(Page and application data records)

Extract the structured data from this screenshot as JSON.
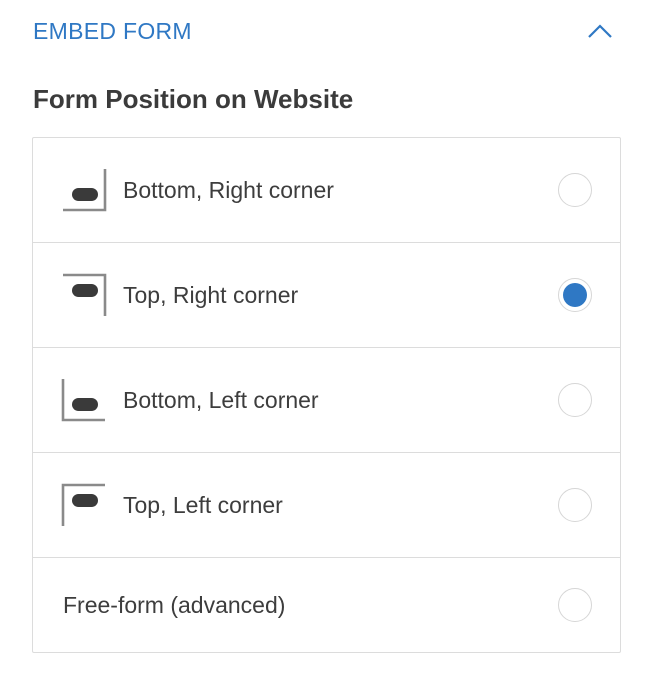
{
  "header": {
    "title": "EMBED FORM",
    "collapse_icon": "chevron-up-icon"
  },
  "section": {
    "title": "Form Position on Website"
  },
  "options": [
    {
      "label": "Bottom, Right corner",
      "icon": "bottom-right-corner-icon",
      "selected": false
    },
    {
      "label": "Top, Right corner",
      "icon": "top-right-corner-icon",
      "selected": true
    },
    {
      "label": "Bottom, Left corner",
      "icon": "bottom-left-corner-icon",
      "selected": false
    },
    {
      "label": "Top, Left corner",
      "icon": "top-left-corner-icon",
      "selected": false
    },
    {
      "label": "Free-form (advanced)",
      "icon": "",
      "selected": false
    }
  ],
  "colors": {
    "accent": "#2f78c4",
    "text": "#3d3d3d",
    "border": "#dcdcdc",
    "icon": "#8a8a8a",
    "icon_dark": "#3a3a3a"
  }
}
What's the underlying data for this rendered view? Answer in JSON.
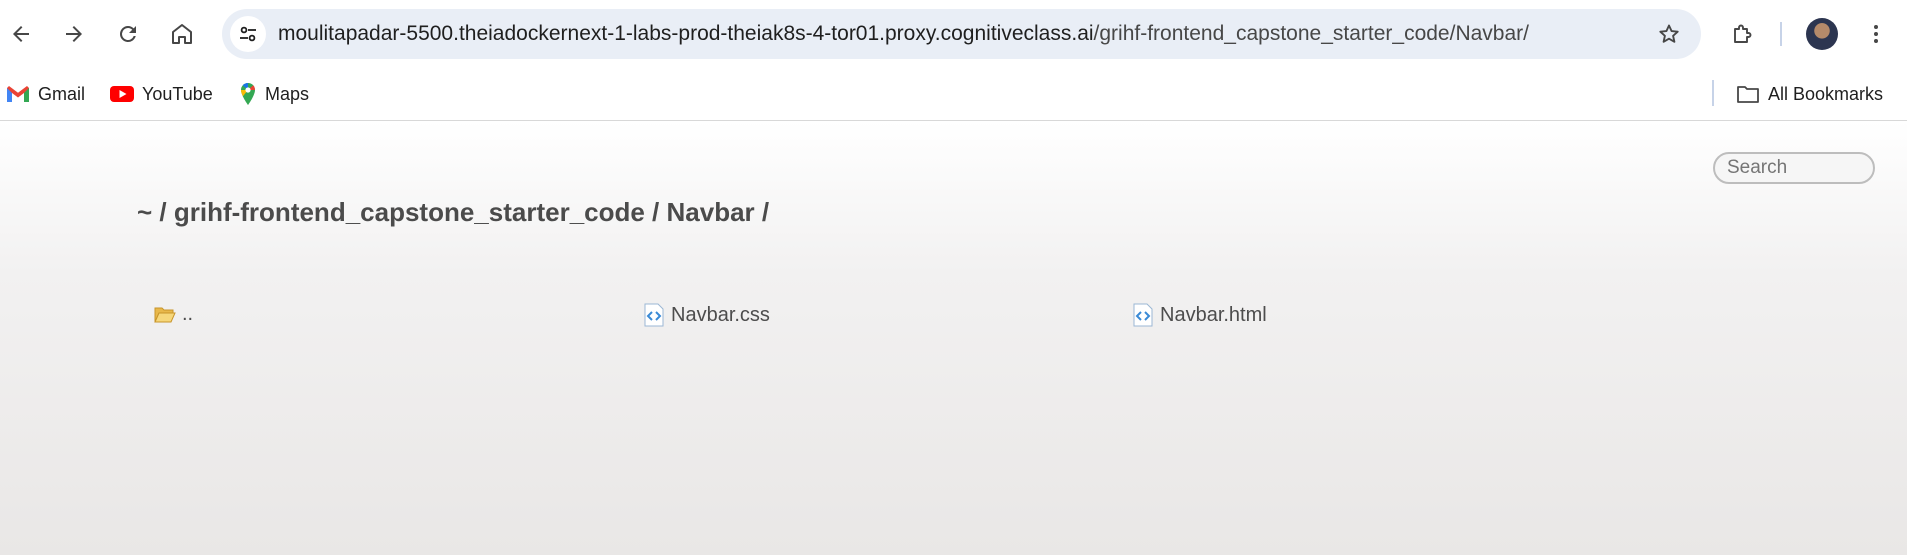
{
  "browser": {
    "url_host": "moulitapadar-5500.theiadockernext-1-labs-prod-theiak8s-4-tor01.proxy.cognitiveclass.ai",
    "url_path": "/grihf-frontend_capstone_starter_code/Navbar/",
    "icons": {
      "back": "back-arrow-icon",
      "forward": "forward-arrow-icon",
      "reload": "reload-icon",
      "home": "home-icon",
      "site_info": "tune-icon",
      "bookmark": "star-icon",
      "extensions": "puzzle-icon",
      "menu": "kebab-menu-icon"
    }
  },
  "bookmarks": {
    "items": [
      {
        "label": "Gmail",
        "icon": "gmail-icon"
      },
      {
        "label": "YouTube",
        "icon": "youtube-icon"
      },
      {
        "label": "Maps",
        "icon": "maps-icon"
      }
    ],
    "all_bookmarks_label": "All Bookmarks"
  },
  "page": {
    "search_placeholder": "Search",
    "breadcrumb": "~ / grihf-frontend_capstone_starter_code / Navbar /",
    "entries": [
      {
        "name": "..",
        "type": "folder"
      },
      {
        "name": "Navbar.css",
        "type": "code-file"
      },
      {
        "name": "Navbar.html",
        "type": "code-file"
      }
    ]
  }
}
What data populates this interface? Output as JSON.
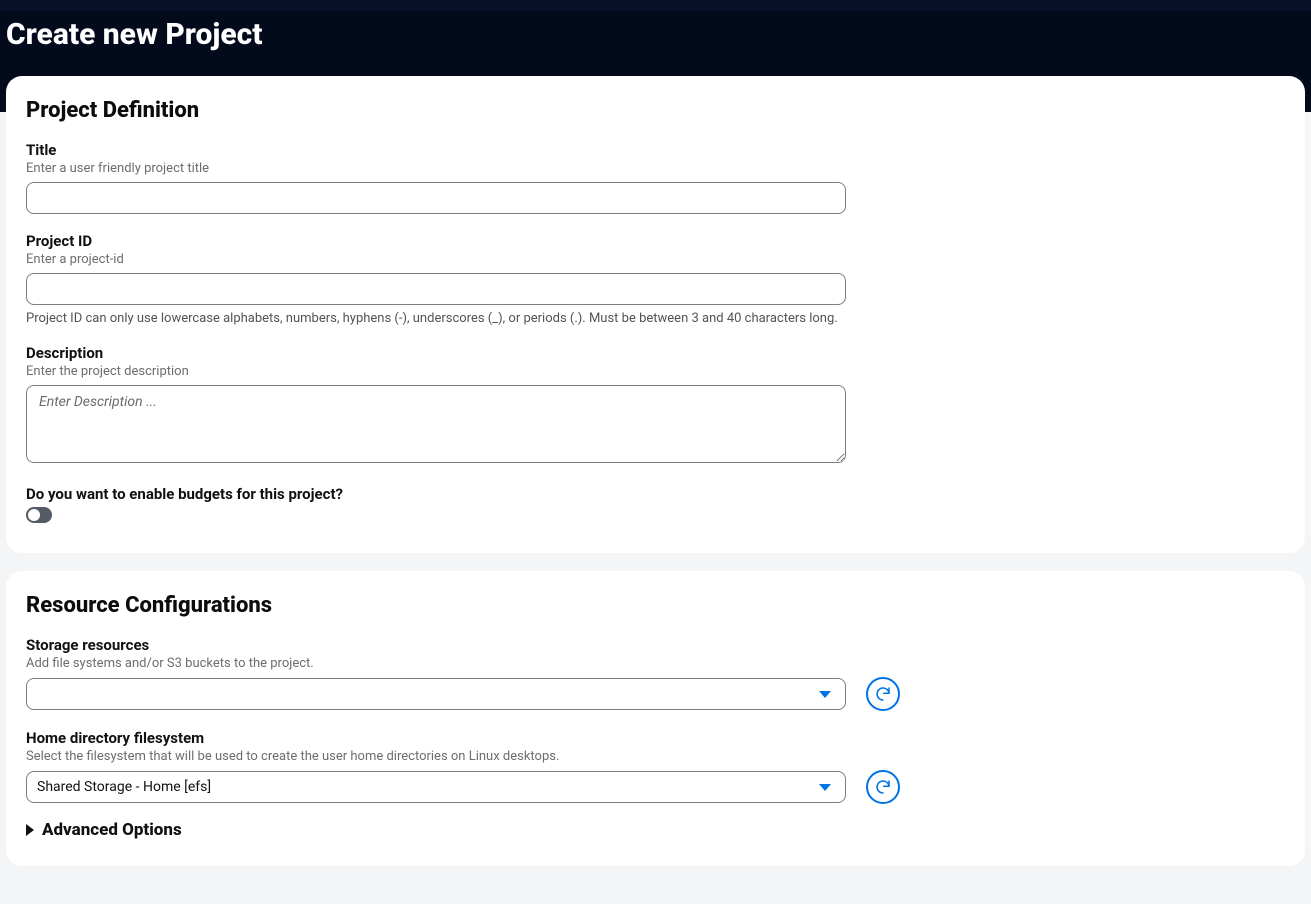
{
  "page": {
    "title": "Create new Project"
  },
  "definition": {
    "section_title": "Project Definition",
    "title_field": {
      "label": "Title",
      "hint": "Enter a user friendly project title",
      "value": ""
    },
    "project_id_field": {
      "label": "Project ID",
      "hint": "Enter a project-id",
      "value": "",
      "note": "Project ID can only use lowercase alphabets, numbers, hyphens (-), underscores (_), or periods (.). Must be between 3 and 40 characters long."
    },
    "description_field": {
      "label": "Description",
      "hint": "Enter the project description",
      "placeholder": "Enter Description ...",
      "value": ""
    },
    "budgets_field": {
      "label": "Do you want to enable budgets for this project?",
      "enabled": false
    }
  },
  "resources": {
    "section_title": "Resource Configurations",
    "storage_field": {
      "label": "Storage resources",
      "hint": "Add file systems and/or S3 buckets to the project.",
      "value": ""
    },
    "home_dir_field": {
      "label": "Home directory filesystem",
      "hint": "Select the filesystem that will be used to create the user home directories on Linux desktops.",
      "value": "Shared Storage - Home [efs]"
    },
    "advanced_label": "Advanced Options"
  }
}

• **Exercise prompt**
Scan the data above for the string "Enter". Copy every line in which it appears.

• **Result**
      "hint": "Enter a user friendly project title",
      "hint": "Enter a project-id",
      "hint": "Enter the project description",
      "placeholder": "Enter Description ...",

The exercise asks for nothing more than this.